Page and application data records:
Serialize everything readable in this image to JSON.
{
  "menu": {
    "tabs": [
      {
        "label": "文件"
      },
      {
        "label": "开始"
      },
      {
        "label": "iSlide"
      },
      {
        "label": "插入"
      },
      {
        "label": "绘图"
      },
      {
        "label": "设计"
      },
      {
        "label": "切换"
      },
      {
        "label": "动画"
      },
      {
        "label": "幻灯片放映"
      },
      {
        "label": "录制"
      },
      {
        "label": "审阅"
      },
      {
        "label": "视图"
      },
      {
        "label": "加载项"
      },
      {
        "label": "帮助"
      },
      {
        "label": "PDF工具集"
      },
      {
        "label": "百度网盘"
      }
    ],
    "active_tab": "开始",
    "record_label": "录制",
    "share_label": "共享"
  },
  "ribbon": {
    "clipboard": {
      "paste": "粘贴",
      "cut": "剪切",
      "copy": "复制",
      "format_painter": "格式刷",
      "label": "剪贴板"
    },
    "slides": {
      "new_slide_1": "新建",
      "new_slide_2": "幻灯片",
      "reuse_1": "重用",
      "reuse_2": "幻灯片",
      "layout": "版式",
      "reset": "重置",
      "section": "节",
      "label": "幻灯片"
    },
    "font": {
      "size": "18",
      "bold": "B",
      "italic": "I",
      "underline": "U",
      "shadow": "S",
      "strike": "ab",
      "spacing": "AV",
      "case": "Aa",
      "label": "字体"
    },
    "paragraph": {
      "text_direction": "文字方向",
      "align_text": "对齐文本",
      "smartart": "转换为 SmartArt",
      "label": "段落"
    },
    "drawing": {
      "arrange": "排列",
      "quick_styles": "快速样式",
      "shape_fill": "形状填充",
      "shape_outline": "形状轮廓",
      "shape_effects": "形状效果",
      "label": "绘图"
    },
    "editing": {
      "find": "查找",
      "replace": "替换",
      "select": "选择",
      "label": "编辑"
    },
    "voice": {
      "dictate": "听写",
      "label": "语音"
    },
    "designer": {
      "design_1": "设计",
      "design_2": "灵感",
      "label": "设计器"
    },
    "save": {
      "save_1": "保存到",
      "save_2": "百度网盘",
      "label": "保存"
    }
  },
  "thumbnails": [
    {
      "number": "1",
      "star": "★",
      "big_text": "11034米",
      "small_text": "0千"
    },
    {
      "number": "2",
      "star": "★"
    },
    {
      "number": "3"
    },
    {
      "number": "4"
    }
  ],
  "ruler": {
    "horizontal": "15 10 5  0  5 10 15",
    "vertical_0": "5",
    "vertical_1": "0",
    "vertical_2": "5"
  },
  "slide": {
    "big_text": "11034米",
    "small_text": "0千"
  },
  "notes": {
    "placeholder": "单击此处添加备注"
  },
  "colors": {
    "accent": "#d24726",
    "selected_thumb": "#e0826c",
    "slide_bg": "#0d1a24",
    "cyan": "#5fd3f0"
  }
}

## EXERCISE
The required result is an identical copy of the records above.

## ANSWER SECTION
Serialize everything readable in this image to JSON.
{
  "menu": {
    "tabs": [
      {
        "label": "文件"
      },
      {
        "label": "开始"
      },
      {
        "label": "iSlide"
      },
      {
        "label": "插入"
      },
      {
        "label": "绘图"
      },
      {
        "label": "设计"
      },
      {
        "label": "切换"
      },
      {
        "label": "动画"
      },
      {
        "label": "幻灯片放映"
      },
      {
        "label": "录制"
      },
      {
        "label": "审阅"
      },
      {
        "label": "视图"
      },
      {
        "label": "加载项"
      },
      {
        "label": "帮助"
      },
      {
        "label": "PDF工具集"
      },
      {
        "label": "百度网盘"
      }
    ],
    "active_tab": "开始",
    "record_label": "录制",
    "share_label": "共享"
  },
  "ribbon": {
    "clipboard": {
      "paste": "粘贴",
      "cut": "剪切",
      "copy": "复制",
      "format_painter": "格式刷",
      "label": "剪贴板"
    },
    "slides": {
      "new_slide_1": "新建",
      "new_slide_2": "幻灯片",
      "reuse_1": "重用",
      "reuse_2": "幻灯片",
      "layout": "版式",
      "reset": "重置",
      "section": "节",
      "label": "幻灯片"
    },
    "font": {
      "size": "18",
      "bold": "B",
      "italic": "I",
      "underline": "U",
      "shadow": "S",
      "strike": "ab",
      "spacing": "AV",
      "case": "Aa",
      "label": "字体"
    },
    "paragraph": {
      "text_direction": "文字方向",
      "align_text": "对齐文本",
      "smartart": "转换为 SmartArt",
      "label": "段落"
    },
    "drawing": {
      "arrange": "排列",
      "quick_styles": "快速样式",
      "shape_fill": "形状填充",
      "shape_outline": "形状轮廓",
      "shape_effects": "形状效果",
      "label": "绘图"
    },
    "editing": {
      "find": "查找",
      "replace": "替换",
      "select": "选择",
      "label": "编辑"
    },
    "voice": {
      "dictate": "听写",
      "label": "语音"
    },
    "designer": {
      "design_1": "设计",
      "design_2": "灵感",
      "label": "设计器"
    },
    "save": {
      "save_1": "保存到",
      "save_2": "百度网盘",
      "label": "保存"
    }
  },
  "thumbnails": [
    {
      "number": "1",
      "star": "★",
      "big_text": "11034米",
      "small_text": "0千"
    },
    {
      "number": "2",
      "star": "★"
    },
    {
      "number": "3"
    },
    {
      "number": "4"
    }
  ],
  "ruler": {
    "horizontal": "15 10 5  0  5 10 15",
    "vertical_0": "5",
    "vertical_1": "0",
    "vertical_2": "5"
  },
  "slide": {
    "big_text": "11034米",
    "small_text": "0千"
  },
  "notes": {
    "placeholder": "单击此处添加备注"
  },
  "colors": {
    "accent": "#d24726",
    "selected_thumb": "#e0826c",
    "slide_bg": "#0d1a24",
    "cyan": "#5fd3f0"
  }
}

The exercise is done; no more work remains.